Today analog oscilloscopes have been completely replaced by digital ones, however the fascination of such vintage stuff cannot be explained to those who have never used one. This is not a debate about which one is better: nowadays all kind of measurements are performed using DSO and is very difficult to find out an old glorious analog scope. If you have it and if it isn’t working, before throwing it away think that you have in your hands an old electronic device made by BJT, JFET, diodes, discrete components and a few logic gates, flip flop and multivibrators, that kind of stuff that you can fix by yourself. Continue reading
This is an example of a simple and cheap milliohmmeter that can be made by every maker. The core of the circuit are a current source (LT3092) and a current sense (INA225): a costant current flows through the milliohm resistor under test and the voltage at the current sense output gives the value of the resistor (V=R*I). Continue reading
Today we’d like to introduce you a couple of new items developed by Riitek: a bluetooth car kit with FM audio connection (model GB01) and a wireless air mouse remote (model Rii Mini i7). Continue reading
Nowadays almost every electronic gadgets are powered or recharged by a USB port (full size, mini o micro) as well as many of consumer products we use every day, including our smartphone. To recharge or give power to such products, there are many portable rechargers which have a rechargeable lithium battery and the electronics necessary to convert the battery voltage to 5V and to recharge the internal cell. The cost of these smart chargers is very affordable but we’re hardware makers, aren’t we? So why don’t to do it by ourselves to give power to our Raspberry Pi, arduino or Beaglebone black?

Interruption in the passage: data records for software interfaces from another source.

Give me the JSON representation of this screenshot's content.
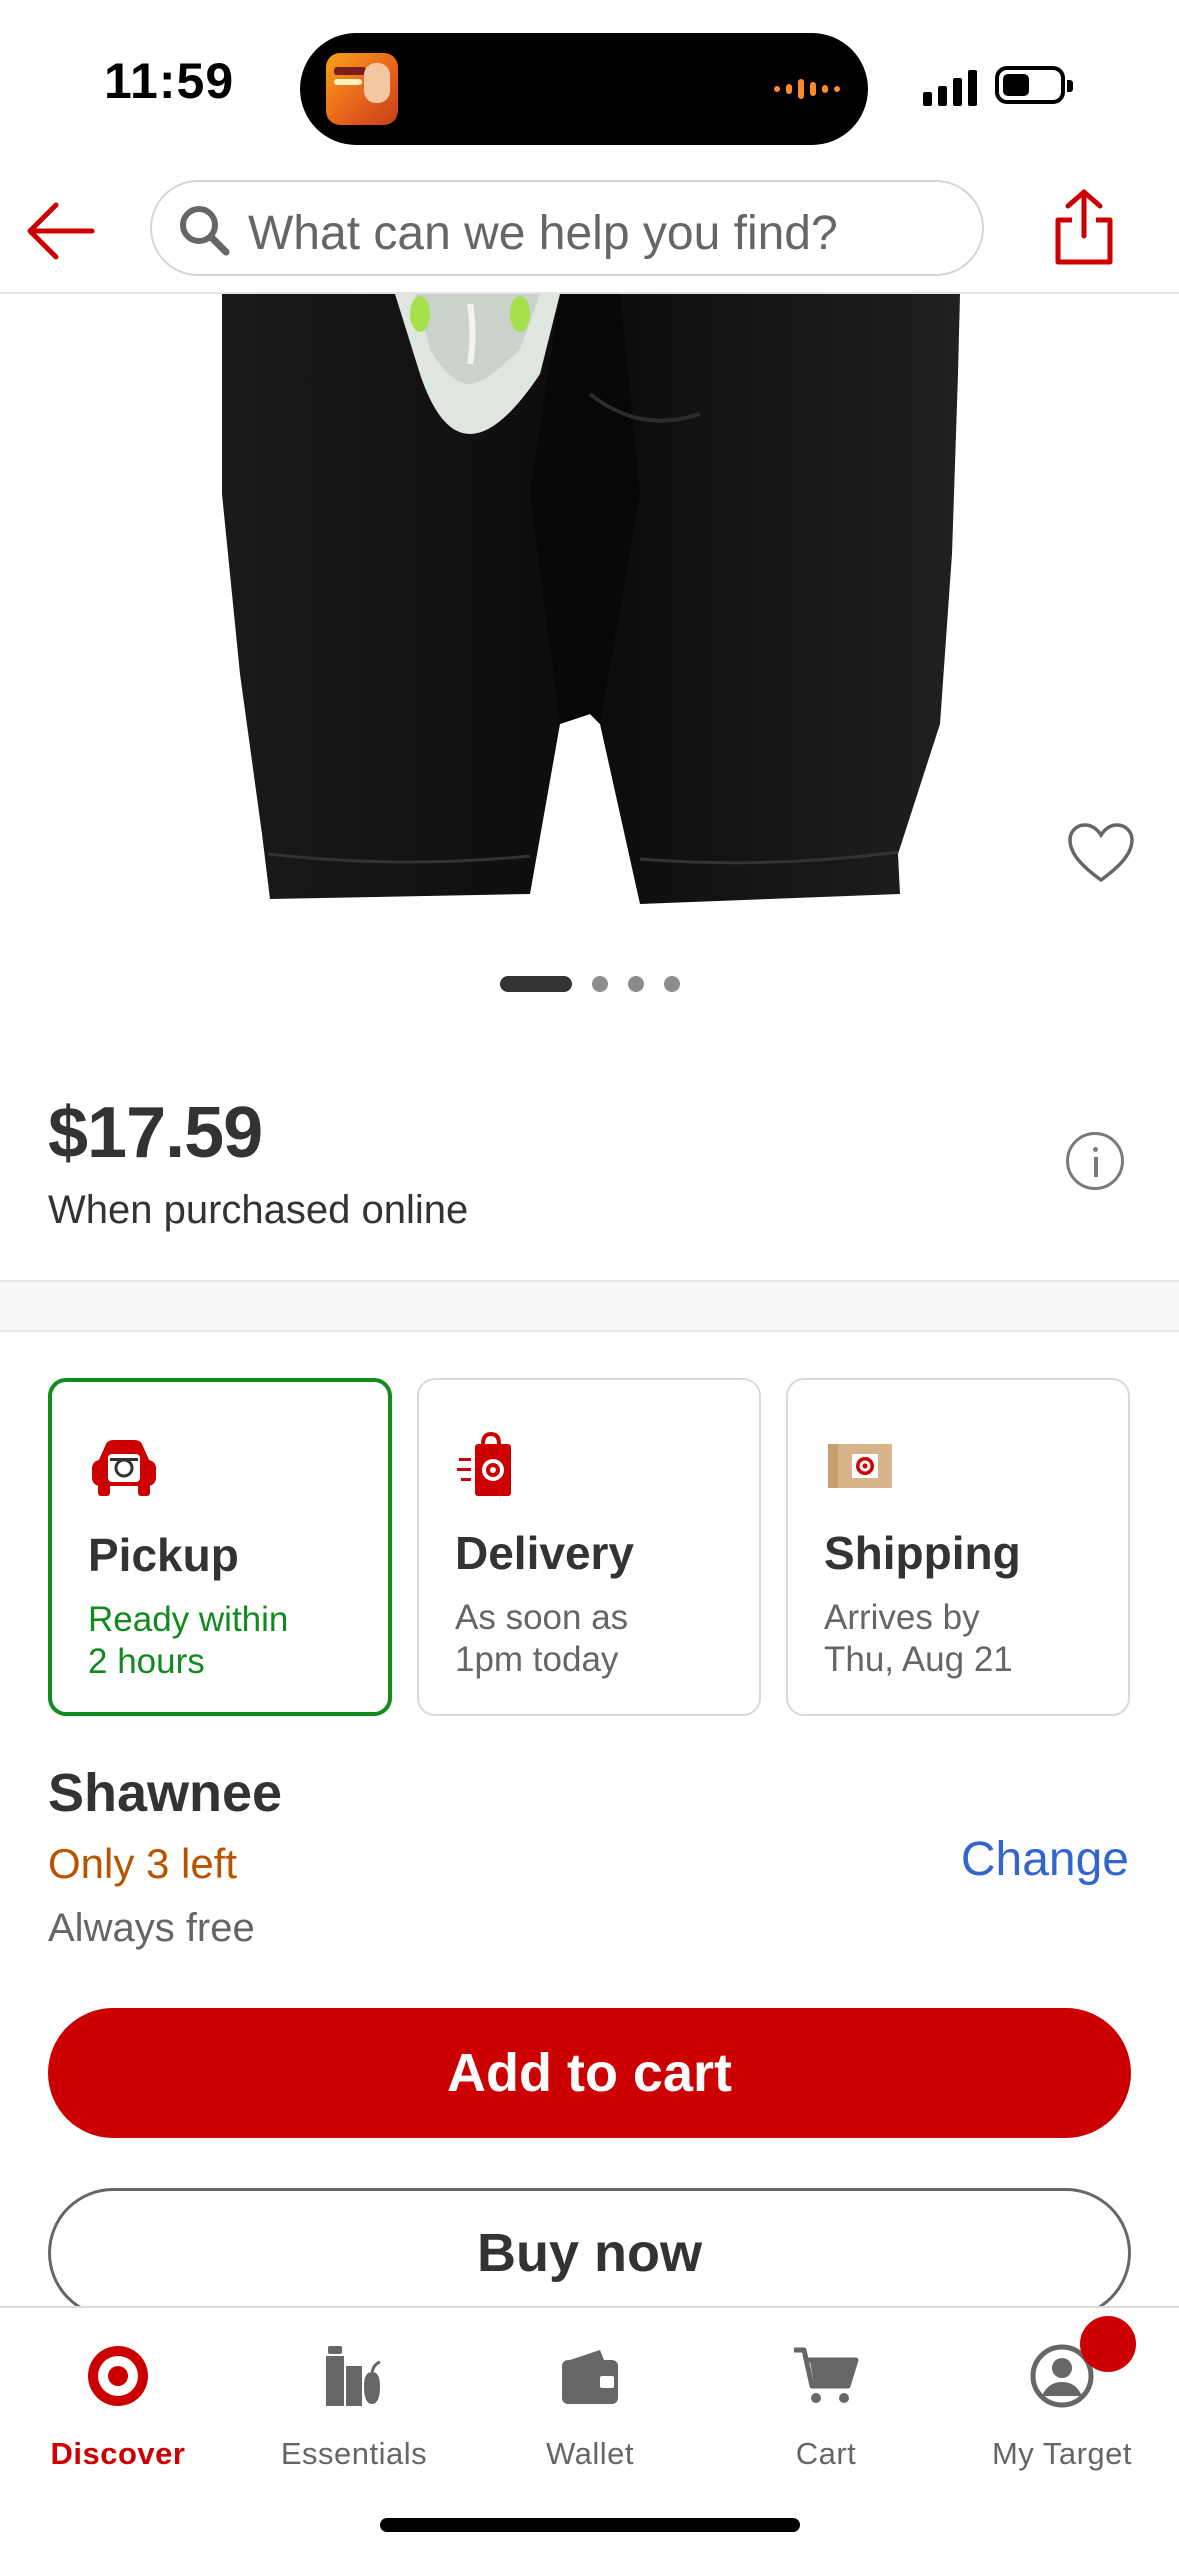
{
  "status_bar": {
    "time": "11:59"
  },
  "header": {
    "search_placeholder": "What can we help you find?",
    "back_icon": "arrow-left-icon",
    "share_icon": "share-icon"
  },
  "carousel": {
    "total_images": 4,
    "active_index": 0
  },
  "pricing": {
    "price": "$17.59",
    "subtext": "When purchased online"
  },
  "fulfillment": {
    "options": [
      {
        "title": "Pickup",
        "line1": "Ready within",
        "line2": "2 hours",
        "icon": "pickup-car-icon",
        "selected": true
      },
      {
        "title": "Delivery",
        "line1": "As soon as",
        "line2": "1pm today",
        "icon": "delivery-bag-icon",
        "selected": false
      },
      {
        "title": "Shipping",
        "line1": "Arrives by",
        "line2": "Thu, Aug 21",
        "icon": "shipping-box-icon",
        "selected": false
      }
    ]
  },
  "store": {
    "name": "Shawnee",
    "stock": "Only 3 left",
    "note": "Always free",
    "change_label": "Change"
  },
  "actions": {
    "add_to_cart": "Add to cart",
    "buy_now": "Buy now"
  },
  "tab_bar": {
    "items": [
      {
        "label": "Discover",
        "icon": "target-bullseye-icon",
        "active": true
      },
      {
        "label": "Essentials",
        "icon": "essentials-icon",
        "active": false
      },
      {
        "label": "Wallet",
        "icon": "wallet-icon",
        "active": false
      },
      {
        "label": "Cart",
        "icon": "cart-icon",
        "active": false
      },
      {
        "label": "My Target",
        "icon": "profile-icon",
        "active": false
      }
    ]
  },
  "colors": {
    "brand_red": "#cc0000",
    "pickup_green": "#118a1e",
    "stock_orange": "#b85300",
    "link_blue": "#3366cc"
  }
}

We’ll show you a possible way to design one of these intelligent portable power supply. Continue reading